However clearly marked, her path was unprecedented within mainstream Christian denominations. Religious leadership was a male preserve. Women might raise money, perform works of charity, even sign petitions against the slave trade in the District of Columbia. They did not preach the gospel. And Palmer would always refuse to describe any of her activities as preaching. But, starting in 1839 prominent men began to attend her Tuesday night meetings. The first was Professor Thomas C. Upham of Bowdoin College, a well-known Congregationalist theologian. Upham, urged on by his wife, accepted the doctrine of holiness and personally experienced the “blessing.” Soon other men, especially Methodist clergy, began attending, and Palmer began participating in national and local conferences of the Methodist church in which policy questions were debated. Two of her followers, Leonidas Hamline and Edmund Storer James, were elected Methodist bishops in 1844. Both strongly endorsed her “way.”
Palmer also began to travel to spread the word, despite the birth of two more children, a daughter Phoebe (1839) and a son, Walter Camp, Jr. (1842). She and her sister also helped found a religious magazine, The Guide to Holiness (1839) and Palmer became a regular contributor. In 1843 she collected her articles and published them as The Way of Holiness with Notes By The Way. The Way of Holiness went through multiple printings and sold more than 20,000 copies in its first six years.
Such widespread appeal suggests that, despite Palmer’s own reliance upon sharing her own experience to reach others, we cannot explain her theology of holiness in purely biographical terms. What she had to say resonated with hundreds of thousands of religious seekers. One way to explore her appeal and that of holiness is to compare her with Charles Grandison Finney.

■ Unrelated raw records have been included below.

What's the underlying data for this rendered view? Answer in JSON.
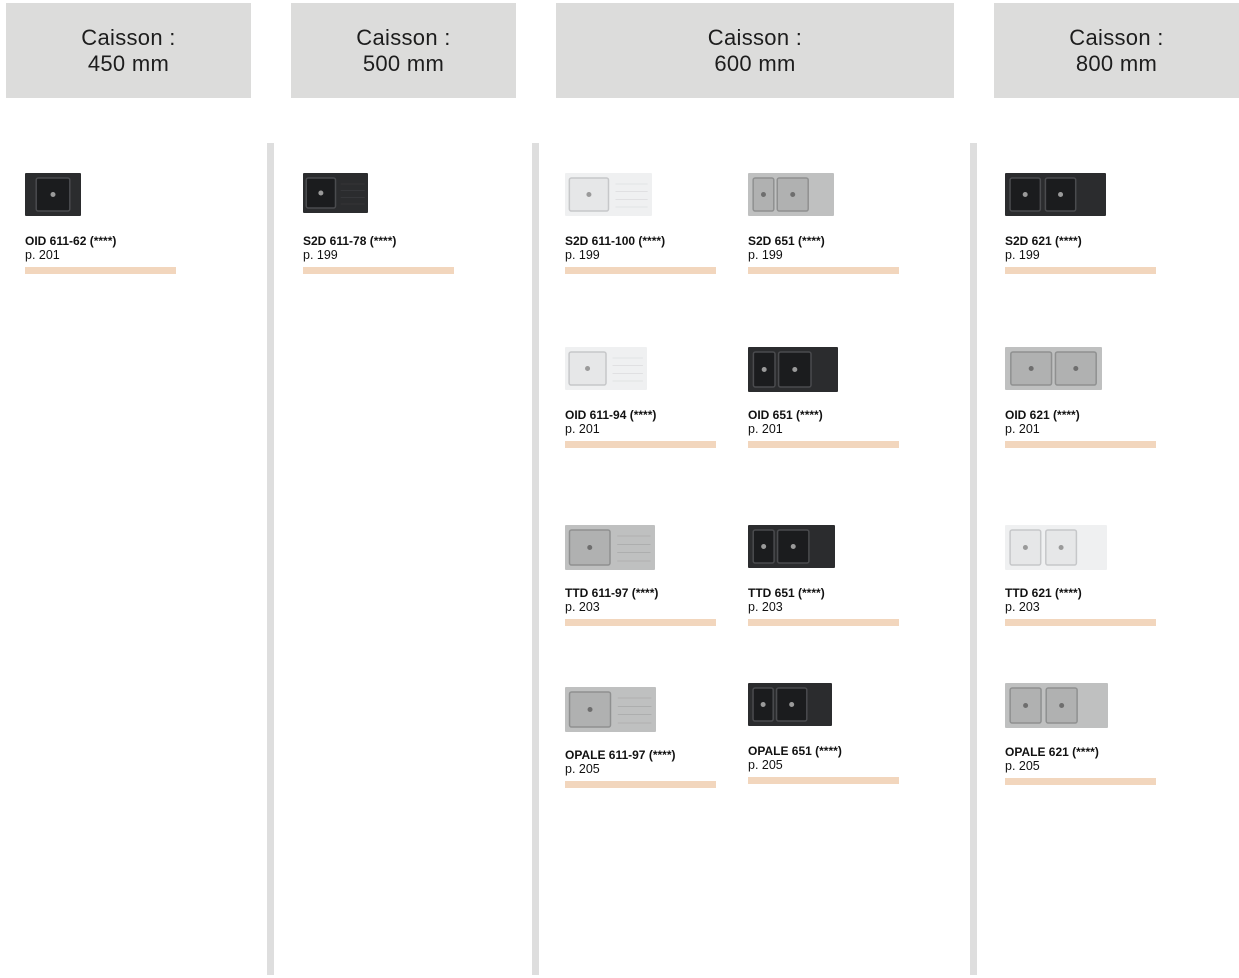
{
  "colors": {
    "header_bg": "#dcdcdb",
    "divider": "#dedede",
    "accent_bar": "#f2d6bd"
  },
  "headers": [
    {
      "label": "Caisson :",
      "size": "450 mm"
    },
    {
      "label": "Caisson :",
      "size": "500 mm"
    },
    {
      "label": "Caisson :",
      "size": "600 mm"
    },
    {
      "label": "Caisson :",
      "size": "800 mm"
    }
  ],
  "products": [
    {
      "name": "OID 611-62 (****)",
      "page": "p. 201",
      "color": "black",
      "bowls": "single"
    },
    {
      "name": "S2D 611-78 (****)",
      "page": "p. 199",
      "color": "black",
      "bowls": "single-drainer"
    },
    {
      "name": "S2D 611-100 (****)",
      "page": "p. 199",
      "color": "white",
      "bowls": "single-drainer"
    },
    {
      "name": "S2D 651 (****)",
      "page": "p. 199",
      "color": "grey",
      "bowls": "one-and-half-drainer"
    },
    {
      "name": "S2D 621 (****)",
      "page": "p. 199",
      "color": "black",
      "bowls": "double-drainer"
    },
    {
      "name": "OID 611-94 (****)",
      "page": "p. 201",
      "color": "white",
      "bowls": "single-drainer"
    },
    {
      "name": "OID 651 (****)",
      "page": "p. 201",
      "color": "black",
      "bowls": "one-and-half-drainer"
    },
    {
      "name": "OID 621 (****)",
      "page": "p. 201",
      "color": "grey",
      "bowls": "double"
    },
    {
      "name": "TTD 611-97 (****)",
      "page": "p. 203",
      "color": "grey",
      "bowls": "single-drainer"
    },
    {
      "name": "TTD 651 (****)",
      "page": "p. 203",
      "color": "black",
      "bowls": "one-and-half-drainer"
    },
    {
      "name": "TTD 621 (****)",
      "page": "p. 203",
      "color": "white",
      "bowls": "double-drainer"
    },
    {
      "name": "OPALE 611-97 (****)",
      "page": "p. 205",
      "color": "grey",
      "bowls": "single-drainer"
    },
    {
      "name": "OPALE 651 (****)",
      "page": "p. 205",
      "color": "black",
      "bowls": "one-and-half-drainer"
    },
    {
      "name": "OPALE 621 (****)",
      "page": "p. 205",
      "color": "grey",
      "bowls": "double-drainer"
    }
  ]
}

Finney’s primary focus was on the conversion of sinners. He came to the doctrine of Perfection as an antidote to “backsliding.” A revival was a season of religious dedication. Shops closed. People spent their days as well as their evenings in prayer and contemplation. Then the converted went back to their workaday lives. Business and family concerns regained their primacy. So did politics. Old habits reasserted themselves. The result, lamented Finney, was a “spasmotical” religion. Every revival, he complained, presupposed a backsliding. If, however, the individual could achieve perfection, that is, complete obedience to the will of God, backsliding would cease.
Palmer, in contrast, focused upon the experience of Holiness. Unlike Finney, she rarely discussed sin even though she spoke frequently about temptation. The temptations she faced, however, were that she would be too devoted to her children, that she would doubt the sufficiency of her own faith, or that she would judge her religious experiences by a false standard.